Wally the walrus is causing a nuisance on the Isles of Scilly by popping rubber dinghies with his tusks as he tries to find a spot to rest, experts have revealed.

The arctic animal has become something of a celebrity since he was first spotted off County Kerry in March, before embarking on a tour of Wales, Cornwall and even France before making his way back to the Cornish coast.

But while for many seeing the animal basking in the sun off Porthcressa Beach on St Mary’s is a fun and welcome distraction, boat owners have discovered drawbacks to the walrus’s presence.

Will Wagstaff, a freelance tour guide on the islands, confirmed he had witnessed the Walrus near a headland where yachts sail, and that the animal had sunk two dinghies attached to the vessels after apparently mistaken them for resting spots.

There's Wally, last seen attempting to mount yachts off Porthcressa Beach on the southern side of St Mary's, the largest of the Scilly Isles

Credit: SWNS.COM/Rachel Box

He said: “It has actually popped a couple of Zodiacs (dinghies). People were leaving their dinghies out the back and of course that is ideal for it to think it can get on but it’s way too heavy.

"And of course it used its big tusks to lever itself up. Soft rubber and hard old ivory or whatever it is is not a good combination really."

He said boat owners were concerned by the walrus’ behaviour.

Wally pops a dingy as a disgruntled sailor looks on

Credit: Cliff Smith

"They had a big old beast coming up to their boat and they didn’t know what to do," Mr Wagstaff said.

Mr Wagstaff said he understood why people were nervous around the animal, thought to have floated across the Irish Sea on an ice floe, adding: "If you are sensible you are nervous about it. You don’t want it making a mess of your boat."

The Isles of Scilly Wildlife Trust and British Divers Marine Life Rescue told the BBC it believed the animal spotted was Wally and that the last known sighting of him was at Bilbao in Spain two weeks ago.

A spokesman said: "The animal’s movements are being monitored by a number of conservation and welfare organisations to keep an eye on his health, although he seems to coping well out of his regular habitat and has been seen feeding often.

"It is hoped that he is now finally returning north and will get back to his native home in the Arctic again soon."
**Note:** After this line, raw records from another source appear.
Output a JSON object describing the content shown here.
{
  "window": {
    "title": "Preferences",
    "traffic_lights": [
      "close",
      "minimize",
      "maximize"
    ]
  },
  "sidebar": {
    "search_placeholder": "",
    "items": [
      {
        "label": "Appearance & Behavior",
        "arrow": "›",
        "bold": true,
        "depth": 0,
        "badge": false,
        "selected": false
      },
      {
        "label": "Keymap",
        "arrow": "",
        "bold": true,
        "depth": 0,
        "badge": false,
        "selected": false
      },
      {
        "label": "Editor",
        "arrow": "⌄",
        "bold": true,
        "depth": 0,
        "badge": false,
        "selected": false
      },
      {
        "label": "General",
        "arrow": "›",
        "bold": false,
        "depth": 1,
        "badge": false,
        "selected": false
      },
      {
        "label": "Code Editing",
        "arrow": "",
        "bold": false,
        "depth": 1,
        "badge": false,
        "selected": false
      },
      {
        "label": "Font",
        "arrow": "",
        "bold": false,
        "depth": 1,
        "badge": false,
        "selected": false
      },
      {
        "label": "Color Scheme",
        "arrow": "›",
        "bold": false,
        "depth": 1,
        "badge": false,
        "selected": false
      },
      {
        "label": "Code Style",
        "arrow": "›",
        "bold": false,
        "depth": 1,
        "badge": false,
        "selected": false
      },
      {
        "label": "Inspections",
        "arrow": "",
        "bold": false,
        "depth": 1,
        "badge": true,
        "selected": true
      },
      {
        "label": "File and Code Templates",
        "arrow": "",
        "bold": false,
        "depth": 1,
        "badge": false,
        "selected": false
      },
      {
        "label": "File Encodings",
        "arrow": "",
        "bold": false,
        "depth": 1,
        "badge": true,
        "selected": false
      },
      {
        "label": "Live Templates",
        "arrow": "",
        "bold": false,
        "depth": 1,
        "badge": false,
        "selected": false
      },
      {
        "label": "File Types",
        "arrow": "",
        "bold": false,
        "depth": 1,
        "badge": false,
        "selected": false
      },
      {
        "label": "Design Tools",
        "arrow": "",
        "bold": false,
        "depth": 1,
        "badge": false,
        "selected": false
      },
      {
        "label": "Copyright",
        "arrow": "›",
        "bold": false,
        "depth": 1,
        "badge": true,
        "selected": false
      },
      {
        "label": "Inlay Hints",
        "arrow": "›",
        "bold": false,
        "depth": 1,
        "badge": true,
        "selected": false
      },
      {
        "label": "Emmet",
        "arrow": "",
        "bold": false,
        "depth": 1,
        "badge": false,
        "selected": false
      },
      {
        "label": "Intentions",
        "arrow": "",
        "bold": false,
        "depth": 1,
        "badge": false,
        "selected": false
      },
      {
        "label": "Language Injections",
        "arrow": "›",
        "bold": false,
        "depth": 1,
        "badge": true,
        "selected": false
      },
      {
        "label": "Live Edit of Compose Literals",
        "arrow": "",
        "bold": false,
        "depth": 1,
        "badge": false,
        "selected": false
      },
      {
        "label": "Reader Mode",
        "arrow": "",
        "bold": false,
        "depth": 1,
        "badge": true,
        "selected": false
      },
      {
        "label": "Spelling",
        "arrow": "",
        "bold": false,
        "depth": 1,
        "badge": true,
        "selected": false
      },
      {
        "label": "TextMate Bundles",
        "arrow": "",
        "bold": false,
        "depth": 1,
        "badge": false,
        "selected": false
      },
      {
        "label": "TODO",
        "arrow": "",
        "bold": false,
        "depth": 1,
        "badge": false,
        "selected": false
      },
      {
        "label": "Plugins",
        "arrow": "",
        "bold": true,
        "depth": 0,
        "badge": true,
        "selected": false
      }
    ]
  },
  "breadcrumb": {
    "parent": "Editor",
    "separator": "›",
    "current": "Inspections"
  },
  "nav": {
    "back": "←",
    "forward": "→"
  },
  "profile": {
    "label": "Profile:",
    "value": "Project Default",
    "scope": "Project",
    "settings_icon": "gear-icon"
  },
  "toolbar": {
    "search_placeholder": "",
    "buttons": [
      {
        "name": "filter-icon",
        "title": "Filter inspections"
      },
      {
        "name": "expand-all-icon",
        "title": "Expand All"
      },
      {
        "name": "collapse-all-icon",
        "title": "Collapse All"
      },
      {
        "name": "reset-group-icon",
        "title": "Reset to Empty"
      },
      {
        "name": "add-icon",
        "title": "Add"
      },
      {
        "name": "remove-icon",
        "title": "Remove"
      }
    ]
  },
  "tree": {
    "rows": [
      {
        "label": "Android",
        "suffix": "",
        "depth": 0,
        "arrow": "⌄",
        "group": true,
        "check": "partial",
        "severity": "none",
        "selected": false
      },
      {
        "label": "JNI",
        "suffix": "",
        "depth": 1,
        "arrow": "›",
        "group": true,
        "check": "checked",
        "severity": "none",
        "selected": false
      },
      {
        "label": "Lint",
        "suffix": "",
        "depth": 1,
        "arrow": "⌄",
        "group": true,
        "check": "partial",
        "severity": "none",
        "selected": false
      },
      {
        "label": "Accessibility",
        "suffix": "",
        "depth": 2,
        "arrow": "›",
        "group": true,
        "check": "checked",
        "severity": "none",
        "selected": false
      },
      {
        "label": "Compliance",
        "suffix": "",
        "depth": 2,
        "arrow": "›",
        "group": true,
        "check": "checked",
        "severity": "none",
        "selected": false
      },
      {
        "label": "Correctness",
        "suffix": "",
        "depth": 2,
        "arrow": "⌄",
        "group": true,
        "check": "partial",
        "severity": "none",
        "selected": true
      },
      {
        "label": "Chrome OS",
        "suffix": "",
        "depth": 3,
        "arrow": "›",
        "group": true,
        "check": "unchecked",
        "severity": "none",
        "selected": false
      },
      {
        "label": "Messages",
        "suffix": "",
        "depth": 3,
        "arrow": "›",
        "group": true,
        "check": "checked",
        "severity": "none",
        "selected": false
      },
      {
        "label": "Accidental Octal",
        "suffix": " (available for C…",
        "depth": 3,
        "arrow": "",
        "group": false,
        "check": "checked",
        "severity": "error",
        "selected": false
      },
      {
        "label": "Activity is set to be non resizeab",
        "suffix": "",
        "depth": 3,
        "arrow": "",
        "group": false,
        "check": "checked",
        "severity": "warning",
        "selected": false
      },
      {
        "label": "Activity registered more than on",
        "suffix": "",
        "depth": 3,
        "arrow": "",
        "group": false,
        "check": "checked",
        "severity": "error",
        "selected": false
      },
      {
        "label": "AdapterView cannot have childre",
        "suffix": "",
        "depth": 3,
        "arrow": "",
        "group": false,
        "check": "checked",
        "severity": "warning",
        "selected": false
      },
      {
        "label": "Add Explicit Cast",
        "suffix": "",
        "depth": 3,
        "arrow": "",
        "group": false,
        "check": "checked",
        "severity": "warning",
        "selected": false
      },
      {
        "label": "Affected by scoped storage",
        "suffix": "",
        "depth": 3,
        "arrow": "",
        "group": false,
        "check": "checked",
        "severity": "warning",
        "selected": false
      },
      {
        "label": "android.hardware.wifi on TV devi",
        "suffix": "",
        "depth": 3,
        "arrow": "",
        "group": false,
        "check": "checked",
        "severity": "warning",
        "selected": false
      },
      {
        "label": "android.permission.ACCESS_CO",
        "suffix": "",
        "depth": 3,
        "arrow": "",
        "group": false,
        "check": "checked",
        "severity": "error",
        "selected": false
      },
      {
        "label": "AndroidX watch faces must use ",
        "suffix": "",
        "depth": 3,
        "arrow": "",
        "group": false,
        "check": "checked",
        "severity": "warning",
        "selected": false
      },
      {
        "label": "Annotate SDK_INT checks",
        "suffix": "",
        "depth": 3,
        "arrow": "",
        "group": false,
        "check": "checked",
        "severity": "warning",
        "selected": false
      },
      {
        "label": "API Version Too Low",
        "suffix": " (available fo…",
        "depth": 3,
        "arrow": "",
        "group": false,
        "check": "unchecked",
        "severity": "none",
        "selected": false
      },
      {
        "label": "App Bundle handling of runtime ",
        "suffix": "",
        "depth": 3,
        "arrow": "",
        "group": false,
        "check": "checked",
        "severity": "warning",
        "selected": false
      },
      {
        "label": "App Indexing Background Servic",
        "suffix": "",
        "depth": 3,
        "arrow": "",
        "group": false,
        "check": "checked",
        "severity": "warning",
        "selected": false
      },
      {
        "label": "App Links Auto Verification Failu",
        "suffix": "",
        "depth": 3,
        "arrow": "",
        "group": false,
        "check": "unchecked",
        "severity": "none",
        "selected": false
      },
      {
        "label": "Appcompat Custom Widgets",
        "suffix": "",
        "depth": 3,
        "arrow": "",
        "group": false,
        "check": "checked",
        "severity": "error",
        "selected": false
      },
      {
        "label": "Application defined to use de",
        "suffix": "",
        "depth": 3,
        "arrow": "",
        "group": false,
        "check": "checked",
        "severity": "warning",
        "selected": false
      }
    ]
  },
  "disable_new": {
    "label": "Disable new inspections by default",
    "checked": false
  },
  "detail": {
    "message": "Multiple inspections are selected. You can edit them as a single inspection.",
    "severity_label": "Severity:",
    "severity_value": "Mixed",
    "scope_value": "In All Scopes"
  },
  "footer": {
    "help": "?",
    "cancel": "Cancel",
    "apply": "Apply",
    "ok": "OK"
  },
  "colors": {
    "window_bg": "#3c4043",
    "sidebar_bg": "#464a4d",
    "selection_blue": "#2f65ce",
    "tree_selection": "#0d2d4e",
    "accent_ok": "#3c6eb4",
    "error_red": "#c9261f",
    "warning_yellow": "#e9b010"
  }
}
Wally is thought to have floated across the Irish Sea on an ice floe.

A rare Egyptian vulture has also been spotted on the islands this week, located 28 miles off Cornwall.